▶ _About this exercise_: Retype every record below exactly as it is written.

--- Study material ---

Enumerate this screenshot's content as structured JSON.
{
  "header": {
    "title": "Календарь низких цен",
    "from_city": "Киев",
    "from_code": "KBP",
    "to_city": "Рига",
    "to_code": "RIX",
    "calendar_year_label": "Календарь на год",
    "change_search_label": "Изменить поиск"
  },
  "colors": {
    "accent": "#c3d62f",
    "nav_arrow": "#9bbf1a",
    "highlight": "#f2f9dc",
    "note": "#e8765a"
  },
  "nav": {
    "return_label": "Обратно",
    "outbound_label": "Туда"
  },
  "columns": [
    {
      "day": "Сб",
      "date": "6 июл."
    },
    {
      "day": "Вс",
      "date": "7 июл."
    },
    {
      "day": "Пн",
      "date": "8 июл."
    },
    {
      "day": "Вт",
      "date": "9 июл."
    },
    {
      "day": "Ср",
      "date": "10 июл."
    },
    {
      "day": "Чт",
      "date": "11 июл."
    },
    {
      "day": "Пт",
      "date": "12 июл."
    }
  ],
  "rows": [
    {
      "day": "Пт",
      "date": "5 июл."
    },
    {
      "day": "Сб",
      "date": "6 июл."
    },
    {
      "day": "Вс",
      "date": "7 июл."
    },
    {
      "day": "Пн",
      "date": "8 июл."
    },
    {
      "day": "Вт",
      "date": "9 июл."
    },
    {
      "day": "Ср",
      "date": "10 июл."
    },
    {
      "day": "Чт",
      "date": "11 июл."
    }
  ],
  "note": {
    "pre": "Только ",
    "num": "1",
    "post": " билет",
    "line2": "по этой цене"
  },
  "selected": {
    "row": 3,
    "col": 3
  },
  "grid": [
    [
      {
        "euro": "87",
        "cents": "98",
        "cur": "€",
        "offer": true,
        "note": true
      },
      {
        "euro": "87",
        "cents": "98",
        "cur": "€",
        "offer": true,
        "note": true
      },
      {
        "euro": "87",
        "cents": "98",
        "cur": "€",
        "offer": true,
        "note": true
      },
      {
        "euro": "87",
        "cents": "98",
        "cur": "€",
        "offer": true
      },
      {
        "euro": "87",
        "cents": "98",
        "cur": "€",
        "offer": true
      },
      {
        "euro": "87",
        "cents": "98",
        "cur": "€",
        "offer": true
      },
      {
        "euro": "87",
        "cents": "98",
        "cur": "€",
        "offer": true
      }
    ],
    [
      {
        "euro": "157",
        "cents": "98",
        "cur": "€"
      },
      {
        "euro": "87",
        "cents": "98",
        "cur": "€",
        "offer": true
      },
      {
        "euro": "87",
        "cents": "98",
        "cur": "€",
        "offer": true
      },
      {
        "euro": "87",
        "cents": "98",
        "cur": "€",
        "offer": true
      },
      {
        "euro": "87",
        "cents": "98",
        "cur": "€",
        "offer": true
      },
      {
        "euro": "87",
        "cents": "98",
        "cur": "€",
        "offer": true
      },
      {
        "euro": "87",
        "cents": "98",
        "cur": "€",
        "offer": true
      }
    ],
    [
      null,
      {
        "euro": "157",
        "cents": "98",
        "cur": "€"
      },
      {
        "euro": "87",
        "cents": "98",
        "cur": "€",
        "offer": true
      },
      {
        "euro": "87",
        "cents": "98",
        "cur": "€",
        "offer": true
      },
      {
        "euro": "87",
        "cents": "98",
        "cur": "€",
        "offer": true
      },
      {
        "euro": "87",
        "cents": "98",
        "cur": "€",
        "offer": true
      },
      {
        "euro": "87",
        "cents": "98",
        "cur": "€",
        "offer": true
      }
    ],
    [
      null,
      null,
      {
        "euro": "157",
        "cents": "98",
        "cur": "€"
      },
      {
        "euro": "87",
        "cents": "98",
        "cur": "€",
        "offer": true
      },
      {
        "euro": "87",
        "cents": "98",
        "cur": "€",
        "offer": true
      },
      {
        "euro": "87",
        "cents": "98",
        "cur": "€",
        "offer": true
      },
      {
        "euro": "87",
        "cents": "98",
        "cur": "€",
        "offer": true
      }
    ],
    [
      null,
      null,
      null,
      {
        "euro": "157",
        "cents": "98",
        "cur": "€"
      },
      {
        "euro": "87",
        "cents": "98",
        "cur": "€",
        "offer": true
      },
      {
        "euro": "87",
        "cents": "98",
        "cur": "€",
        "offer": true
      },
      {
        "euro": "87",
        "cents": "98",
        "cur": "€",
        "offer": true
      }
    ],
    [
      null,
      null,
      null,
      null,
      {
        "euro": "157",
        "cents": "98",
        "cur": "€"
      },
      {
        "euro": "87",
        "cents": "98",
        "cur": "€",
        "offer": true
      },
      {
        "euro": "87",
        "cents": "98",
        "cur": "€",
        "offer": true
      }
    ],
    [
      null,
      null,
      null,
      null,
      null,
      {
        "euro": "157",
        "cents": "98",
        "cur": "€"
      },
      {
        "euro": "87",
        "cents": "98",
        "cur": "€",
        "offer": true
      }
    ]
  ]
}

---

▶ _Expected output_:
Enumerate this screenshot's content as structured JSON.
{
  "header": {
    "title": "Календарь низких цен",
    "from_city": "Киев",
    "from_code": "KBP",
    "to_city": "Рига",
    "to_code": "RIX",
    "calendar_year_label": "Календарь на год",
    "change_search_label": "Изменить поиск"
  },
  "colors": {
    "accent": "#c3d62f",
    "nav_arrow": "#9bbf1a",
    "highlight": "#f2f9dc",
    "note": "#e8765a"
  },
  "nav": {
    "return_label": "Обратно",
    "outbound_label": "Туда"
  },
  "columns": [
    {
      "day": "Сб",
      "date": "6 июл."
    },
    {
      "day": "Вс",
      "date": "7 июл."
    },
    {
      "day": "Пн",
      "date": "8 июл."
    },
    {
      "day": "Вт",
      "date": "9 июл."
    },
    {
      "day": "Ср",
      "date": "10 июл."
    },
    {
      "day": "Чт",
      "date": "11 июл."
    },
    {
      "day": "Пт",
      "date": "12 июл."
    }
  ],
  "rows": [
    {
      "day": "Пт",
      "date": "5 июл."
    },
    {
      "day": "Сб",
      "date": "6 июл."
    },
    {
      "day": "Вс",
      "date": "7 июл."
    },
    {
      "day": "Пн",
      "date": "8 июл."
    },
    {
      "day": "Вт",
      "date": "9 июл."
    },
    {
      "day": "Ср",
      "date": "10 июл."
    },
    {
      "day": "Чт",
      "date": "11 июл."
    }
  ],
  "note": {
    "pre": "Только ",
    "num": "1",
    "post": " билет",
    "line2": "по этой цене"
  },
  "selected": {
    "row": 3,
    "col": 3
  },
  "grid": [
    [
      {
        "euro": "87",
        "cents": "98",
        "cur": "€",
        "offer": true,
        "note": true
      },
      {
        "euro": "87",
        "cents": "98",
        "cur": "€",
        "offer": true,
        "note": true
      },
      {
        "euro": "87",
        "cents": "98",
        "cur": "€",
        "offer": true,
        "note": true
      },
      {
        "euro": "87",
        "cents": "98",
        "cur": "€",
        "offer": true
      },
      {
        "euro": "87",
        "cents": "98",
        "cur": "€",
        "offer": true
      },
      {
        "euro": "87",
        "cents": "98",
        "cur": "€",
        "offer": true
      },
      {
        "euro": "87",
        "cents": "98",
        "cur": "€",
        "offer": true
      }
    ],
    [
      {
        "euro": "157",
        "cents": "98",
        "cur": "€"
      },
      {
        "euro": "87",
        "cents": "98",
        "cur": "€",
        "offer": true
      },
      {
        "euro": "87",
        "cents": "98",
        "cur": "€",
        "offer": true
      },
      {
        "euro": "87",
        "cents": "98",
        "cur": "€",
        "offer": true
      },
      {
        "euro": "87",
        "cents": "98",
        "cur": "€",
        "offer": true
      },
      {
        "euro": "87",
        "cents": "98",
        "cur": "€",
        "offer": true
      },
      {
        "euro": "87",
        "cents": "98",
        "cur": "€",
        "offer": true
      }
    ],
    [
      null,
      {
        "euro": "157",
        "cents": "98",
        "cur": "€"
      },
      {
        "euro": "87",
        "cents": "98",
        "cur": "€",
        "offer": true
      },
      {
        "euro": "87",
        "cents": "98",
        "cur": "€",
        "offer": true
      },
      {
        "euro": "87",
        "cents": "98",
        "cur": "€",
        "offer": true
      },
      {
        "euro": "87",
        "cents": "98",
        "cur": "€",
        "offer": true
      },
      {
        "euro": "87",
        "cents": "98",
        "cur": "€",
        "offer": true
      }
    ],
    [
      null,
      null,
      {
        "euro": "157",
        "cents": "98",
        "cur": "€"
      },
      {
        "euro": "87",
        "cents": "98",
        "cur": "€",
        "offer": true
      },
      {
        "euro": "87",
        "cents": "98",
        "cur": "€",
        "offer": true
      },
      {
        "euro": "87",
        "cents": "98",
        "cur": "€",
        "offer": true
      },
      {
        "euro": "87",
        "cents": "98",
        "cur": "€",
        "offer": true
      }
    ],
    [
      null,
      null,
      null,
      {
        "euro": "157",
        "cents": "98",
        "cur": "€"
      },
      {
        "euro": "87",
        "cents": "98",
        "cur": "€",
        "offer": true
      },
      {
        "euro": "87",
        "cents": "98",
        "cur": "€",
        "offer": true
      },
      {
        "euro": "87",
        "cents": "98",
        "cur": "€",
        "offer": true
      }
    ],
    [
      null,
      null,
      null,
      null,
      {
        "euro": "157",
        "cents": "98",
        "cur": "€"
      },
      {
        "euro": "87",
        "cents": "98",
        "cur": "€",
        "offer": true
      },
      {
        "euro": "87",
        "cents": "98",
        "cur": "€",
        "offer": true
      }
    ],
    [
      null,
      null,
      null,
      null,
      null,
      {
        "euro": "157",
        "cents": "98",
        "cur": "€"
      },
      {
        "euro": "87",
        "cents": "98",
        "cur": "€",
        "offer": true
      }
    ]
  ]
}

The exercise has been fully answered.